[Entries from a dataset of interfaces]
☆ ☆ ☆ ☆

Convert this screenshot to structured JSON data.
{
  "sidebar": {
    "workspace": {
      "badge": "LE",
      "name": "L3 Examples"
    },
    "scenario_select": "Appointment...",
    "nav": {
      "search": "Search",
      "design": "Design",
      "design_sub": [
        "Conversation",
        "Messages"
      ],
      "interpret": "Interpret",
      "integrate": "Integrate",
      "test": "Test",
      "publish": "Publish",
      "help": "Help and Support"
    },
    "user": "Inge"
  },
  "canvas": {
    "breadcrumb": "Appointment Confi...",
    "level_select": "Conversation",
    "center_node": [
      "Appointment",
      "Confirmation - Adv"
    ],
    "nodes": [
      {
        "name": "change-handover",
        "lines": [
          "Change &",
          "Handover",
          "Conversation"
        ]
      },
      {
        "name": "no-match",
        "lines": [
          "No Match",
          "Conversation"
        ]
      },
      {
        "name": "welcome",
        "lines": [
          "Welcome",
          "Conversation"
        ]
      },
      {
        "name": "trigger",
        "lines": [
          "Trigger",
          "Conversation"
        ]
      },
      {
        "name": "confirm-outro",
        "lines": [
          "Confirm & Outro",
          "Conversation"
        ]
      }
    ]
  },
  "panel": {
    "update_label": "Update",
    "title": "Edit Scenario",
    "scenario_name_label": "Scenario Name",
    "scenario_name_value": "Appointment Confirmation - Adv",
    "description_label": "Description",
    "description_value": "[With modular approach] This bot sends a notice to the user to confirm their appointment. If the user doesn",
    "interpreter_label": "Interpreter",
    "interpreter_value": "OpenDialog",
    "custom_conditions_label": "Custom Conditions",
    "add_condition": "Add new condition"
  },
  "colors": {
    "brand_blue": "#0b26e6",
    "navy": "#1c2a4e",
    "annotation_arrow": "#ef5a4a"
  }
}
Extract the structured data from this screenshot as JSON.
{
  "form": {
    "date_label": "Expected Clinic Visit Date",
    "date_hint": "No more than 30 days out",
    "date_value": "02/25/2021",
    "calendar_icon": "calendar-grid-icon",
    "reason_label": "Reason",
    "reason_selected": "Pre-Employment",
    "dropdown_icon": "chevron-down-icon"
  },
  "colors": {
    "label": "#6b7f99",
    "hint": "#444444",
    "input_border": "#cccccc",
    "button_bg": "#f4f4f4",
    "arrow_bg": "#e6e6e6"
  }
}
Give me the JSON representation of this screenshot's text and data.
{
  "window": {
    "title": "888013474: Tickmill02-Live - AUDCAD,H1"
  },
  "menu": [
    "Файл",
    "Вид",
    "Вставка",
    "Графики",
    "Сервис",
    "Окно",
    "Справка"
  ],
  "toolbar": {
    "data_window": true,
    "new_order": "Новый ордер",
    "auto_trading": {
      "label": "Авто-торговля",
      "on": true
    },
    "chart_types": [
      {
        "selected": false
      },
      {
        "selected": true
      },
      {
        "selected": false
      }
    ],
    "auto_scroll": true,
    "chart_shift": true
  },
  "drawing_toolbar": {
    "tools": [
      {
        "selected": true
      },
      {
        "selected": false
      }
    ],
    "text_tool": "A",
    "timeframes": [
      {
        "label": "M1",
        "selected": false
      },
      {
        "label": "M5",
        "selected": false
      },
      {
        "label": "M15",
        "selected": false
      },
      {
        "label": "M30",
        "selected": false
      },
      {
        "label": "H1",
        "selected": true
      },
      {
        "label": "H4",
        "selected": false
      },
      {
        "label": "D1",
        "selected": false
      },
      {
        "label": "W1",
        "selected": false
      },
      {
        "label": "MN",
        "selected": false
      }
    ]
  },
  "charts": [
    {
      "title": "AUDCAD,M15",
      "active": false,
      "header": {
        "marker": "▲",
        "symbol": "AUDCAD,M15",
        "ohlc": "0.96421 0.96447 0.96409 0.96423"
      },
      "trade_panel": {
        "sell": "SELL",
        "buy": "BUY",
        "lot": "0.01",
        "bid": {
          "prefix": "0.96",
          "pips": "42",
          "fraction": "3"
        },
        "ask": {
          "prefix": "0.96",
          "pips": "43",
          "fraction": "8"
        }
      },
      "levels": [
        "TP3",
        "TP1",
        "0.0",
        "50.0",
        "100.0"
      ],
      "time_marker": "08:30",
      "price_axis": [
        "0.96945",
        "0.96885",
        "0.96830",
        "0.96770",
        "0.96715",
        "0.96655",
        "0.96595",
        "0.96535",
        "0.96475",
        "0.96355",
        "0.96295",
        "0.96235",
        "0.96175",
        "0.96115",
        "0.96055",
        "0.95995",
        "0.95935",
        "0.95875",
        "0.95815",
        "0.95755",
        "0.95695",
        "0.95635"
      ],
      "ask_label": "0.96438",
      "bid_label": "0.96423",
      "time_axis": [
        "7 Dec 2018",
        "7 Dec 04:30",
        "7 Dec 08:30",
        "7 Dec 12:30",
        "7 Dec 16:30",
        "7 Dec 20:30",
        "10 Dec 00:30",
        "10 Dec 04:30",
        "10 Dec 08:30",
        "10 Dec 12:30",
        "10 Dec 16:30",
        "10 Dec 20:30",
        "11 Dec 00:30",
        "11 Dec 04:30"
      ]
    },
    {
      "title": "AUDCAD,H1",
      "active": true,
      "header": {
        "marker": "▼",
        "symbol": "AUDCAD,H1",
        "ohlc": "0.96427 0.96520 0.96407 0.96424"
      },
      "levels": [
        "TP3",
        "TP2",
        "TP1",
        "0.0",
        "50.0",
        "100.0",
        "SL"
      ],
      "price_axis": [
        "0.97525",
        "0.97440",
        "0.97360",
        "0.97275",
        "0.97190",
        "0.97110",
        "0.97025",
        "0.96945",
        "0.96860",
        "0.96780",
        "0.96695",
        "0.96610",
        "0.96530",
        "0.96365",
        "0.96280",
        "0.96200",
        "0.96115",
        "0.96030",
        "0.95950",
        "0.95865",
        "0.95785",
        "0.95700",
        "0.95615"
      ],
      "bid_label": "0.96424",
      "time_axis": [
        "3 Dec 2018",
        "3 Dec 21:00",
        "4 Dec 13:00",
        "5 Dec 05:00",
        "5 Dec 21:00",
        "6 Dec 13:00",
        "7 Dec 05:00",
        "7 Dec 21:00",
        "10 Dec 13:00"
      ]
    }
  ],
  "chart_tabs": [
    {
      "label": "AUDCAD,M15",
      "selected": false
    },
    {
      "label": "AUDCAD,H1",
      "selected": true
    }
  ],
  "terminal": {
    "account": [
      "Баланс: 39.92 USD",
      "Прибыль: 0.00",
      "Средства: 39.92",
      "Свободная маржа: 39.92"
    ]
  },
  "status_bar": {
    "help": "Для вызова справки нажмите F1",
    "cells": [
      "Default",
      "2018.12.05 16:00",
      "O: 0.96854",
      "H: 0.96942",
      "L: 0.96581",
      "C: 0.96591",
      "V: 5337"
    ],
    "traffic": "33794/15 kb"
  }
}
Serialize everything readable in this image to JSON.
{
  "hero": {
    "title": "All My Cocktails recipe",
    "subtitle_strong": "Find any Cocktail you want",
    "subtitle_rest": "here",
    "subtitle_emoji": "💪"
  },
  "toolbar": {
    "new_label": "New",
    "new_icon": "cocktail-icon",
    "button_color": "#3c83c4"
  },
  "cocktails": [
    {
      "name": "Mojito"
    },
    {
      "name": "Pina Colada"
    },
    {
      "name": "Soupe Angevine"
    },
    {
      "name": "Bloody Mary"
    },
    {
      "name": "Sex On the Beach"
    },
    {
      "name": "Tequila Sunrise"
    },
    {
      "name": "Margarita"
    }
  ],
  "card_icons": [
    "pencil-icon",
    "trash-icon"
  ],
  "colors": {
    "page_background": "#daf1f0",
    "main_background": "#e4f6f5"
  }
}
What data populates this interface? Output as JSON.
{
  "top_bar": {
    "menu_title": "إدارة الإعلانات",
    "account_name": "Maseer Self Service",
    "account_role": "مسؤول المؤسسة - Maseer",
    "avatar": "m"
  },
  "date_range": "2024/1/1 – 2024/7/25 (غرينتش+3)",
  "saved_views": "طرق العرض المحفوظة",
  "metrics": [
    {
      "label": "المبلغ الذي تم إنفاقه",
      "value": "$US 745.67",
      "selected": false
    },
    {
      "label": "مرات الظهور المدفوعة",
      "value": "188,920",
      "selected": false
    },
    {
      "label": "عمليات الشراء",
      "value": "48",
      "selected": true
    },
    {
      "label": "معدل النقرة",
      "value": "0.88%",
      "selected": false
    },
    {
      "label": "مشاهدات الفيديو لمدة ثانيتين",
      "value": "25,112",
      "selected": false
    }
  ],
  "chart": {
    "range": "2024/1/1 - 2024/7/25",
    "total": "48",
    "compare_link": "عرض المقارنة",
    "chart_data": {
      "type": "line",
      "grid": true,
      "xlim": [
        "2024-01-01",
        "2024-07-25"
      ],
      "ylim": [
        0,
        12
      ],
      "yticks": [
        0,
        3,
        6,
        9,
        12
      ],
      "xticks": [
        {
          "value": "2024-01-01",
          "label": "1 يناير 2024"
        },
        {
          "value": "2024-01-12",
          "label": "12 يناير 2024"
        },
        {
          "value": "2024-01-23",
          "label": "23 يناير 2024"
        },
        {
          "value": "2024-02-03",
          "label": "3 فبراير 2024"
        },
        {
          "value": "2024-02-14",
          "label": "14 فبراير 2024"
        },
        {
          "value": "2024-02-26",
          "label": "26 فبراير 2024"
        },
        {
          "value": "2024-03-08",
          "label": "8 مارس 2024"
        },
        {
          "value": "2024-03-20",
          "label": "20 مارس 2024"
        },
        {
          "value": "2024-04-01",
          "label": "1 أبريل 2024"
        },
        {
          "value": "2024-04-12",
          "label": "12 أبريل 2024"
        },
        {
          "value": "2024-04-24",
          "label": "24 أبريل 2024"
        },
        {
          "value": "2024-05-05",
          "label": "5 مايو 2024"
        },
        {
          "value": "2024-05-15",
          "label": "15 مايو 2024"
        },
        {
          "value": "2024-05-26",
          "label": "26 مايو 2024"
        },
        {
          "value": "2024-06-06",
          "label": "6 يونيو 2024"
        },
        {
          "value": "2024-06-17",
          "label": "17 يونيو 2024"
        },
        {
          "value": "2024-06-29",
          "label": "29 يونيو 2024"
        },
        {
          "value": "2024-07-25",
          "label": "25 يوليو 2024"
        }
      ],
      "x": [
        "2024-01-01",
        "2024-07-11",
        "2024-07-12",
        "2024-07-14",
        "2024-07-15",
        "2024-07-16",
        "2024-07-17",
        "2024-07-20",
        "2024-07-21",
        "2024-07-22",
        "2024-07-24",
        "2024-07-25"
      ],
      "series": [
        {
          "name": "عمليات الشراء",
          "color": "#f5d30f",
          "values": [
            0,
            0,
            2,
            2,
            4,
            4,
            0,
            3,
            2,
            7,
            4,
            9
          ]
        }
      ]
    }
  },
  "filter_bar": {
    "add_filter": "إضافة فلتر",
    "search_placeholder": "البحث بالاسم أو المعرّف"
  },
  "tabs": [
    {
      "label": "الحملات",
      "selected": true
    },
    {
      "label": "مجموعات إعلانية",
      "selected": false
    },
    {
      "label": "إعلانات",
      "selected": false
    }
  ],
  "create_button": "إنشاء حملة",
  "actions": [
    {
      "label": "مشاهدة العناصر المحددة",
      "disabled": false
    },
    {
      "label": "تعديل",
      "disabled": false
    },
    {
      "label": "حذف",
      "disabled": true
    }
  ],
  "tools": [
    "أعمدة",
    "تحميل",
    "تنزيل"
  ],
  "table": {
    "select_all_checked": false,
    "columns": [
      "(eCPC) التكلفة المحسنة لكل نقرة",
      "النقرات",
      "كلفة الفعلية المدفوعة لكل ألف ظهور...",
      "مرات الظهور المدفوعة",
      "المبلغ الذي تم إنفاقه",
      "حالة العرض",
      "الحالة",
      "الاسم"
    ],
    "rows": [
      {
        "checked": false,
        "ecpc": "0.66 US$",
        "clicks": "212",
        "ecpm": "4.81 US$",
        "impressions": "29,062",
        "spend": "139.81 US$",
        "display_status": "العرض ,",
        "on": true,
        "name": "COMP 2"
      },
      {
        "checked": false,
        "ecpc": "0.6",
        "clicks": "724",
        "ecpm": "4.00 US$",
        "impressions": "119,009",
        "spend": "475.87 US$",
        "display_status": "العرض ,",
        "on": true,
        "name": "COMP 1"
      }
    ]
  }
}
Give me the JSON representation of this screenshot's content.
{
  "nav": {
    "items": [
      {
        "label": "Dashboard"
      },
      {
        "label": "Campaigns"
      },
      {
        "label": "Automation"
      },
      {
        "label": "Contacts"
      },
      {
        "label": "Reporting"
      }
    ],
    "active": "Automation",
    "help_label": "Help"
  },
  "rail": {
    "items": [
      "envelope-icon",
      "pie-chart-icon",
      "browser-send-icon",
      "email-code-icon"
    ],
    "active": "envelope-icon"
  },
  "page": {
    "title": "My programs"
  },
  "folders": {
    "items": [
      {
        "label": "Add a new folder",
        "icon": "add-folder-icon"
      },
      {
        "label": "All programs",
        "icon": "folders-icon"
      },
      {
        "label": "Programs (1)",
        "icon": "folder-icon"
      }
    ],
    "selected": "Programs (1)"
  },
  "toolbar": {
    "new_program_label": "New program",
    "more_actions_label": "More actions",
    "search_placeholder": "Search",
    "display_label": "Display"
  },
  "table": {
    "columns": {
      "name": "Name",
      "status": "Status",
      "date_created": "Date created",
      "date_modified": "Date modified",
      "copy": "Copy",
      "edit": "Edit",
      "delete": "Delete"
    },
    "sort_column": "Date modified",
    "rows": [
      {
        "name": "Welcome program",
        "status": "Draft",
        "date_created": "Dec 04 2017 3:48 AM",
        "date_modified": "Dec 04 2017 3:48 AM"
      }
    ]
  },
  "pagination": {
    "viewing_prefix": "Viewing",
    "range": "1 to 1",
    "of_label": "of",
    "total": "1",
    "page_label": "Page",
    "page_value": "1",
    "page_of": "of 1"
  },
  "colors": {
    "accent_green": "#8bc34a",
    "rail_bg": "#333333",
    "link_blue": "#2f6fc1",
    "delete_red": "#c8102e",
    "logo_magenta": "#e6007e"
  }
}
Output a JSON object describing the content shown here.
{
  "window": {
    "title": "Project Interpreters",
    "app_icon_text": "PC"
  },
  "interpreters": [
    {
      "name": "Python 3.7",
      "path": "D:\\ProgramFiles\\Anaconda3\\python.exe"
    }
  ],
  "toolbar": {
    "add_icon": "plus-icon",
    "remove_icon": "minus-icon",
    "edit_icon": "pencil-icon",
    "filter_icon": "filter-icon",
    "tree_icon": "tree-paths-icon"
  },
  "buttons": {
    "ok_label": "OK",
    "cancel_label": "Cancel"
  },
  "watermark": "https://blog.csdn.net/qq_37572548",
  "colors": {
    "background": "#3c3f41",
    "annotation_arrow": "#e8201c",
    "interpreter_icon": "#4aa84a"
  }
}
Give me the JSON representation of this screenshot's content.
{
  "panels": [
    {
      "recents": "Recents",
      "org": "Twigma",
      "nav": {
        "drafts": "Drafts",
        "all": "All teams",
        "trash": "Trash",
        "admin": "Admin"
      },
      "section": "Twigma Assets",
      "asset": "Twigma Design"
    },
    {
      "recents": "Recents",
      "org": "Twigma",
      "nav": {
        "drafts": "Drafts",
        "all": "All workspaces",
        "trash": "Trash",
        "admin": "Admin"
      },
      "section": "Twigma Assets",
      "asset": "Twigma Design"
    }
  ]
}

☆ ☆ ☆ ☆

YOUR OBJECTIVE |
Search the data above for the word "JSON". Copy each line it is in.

FINISHED TASK |
Convert this screenshot to structured JSON data.
Extract the structured data from this screenshot as JSON.
Give me the JSON representation of this screenshot's text and data.
Serialize everything readable in this image to JSON.
What data populates this interface? Output as JSON.
Give me the JSON representation of this screenshot's content.
Output a JSON object describing the content shown here.
Give me the JSON representation of this screenshot's content.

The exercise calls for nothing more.